▶ **ACTION ITEM**
Based on the listing below, report how many lines contain the word "Next". Nothing but the number, please.

*** MATERIAL SUPPLIED ***

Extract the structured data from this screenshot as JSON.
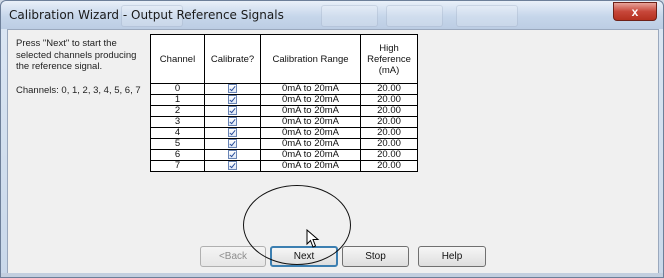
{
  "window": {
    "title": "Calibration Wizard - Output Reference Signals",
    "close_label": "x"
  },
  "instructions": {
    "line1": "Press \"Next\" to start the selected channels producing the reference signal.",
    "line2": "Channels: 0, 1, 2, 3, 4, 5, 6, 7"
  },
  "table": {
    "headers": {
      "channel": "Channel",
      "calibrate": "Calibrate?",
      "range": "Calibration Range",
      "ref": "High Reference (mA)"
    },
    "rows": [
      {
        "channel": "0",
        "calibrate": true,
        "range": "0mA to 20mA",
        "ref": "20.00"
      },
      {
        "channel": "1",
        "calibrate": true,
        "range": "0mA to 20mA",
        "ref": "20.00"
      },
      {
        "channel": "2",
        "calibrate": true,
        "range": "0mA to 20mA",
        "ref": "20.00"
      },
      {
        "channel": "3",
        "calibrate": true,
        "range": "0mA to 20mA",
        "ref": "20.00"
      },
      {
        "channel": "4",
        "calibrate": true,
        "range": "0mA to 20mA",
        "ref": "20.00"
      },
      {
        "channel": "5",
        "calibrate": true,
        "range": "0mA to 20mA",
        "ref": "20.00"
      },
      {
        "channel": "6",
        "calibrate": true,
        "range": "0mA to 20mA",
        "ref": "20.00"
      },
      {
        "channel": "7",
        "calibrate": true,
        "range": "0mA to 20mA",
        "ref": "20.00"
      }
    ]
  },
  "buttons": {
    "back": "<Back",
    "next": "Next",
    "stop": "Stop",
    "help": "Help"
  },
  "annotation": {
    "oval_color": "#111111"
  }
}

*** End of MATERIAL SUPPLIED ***

▶ **RESPONSE TO THE EXERCISE**
2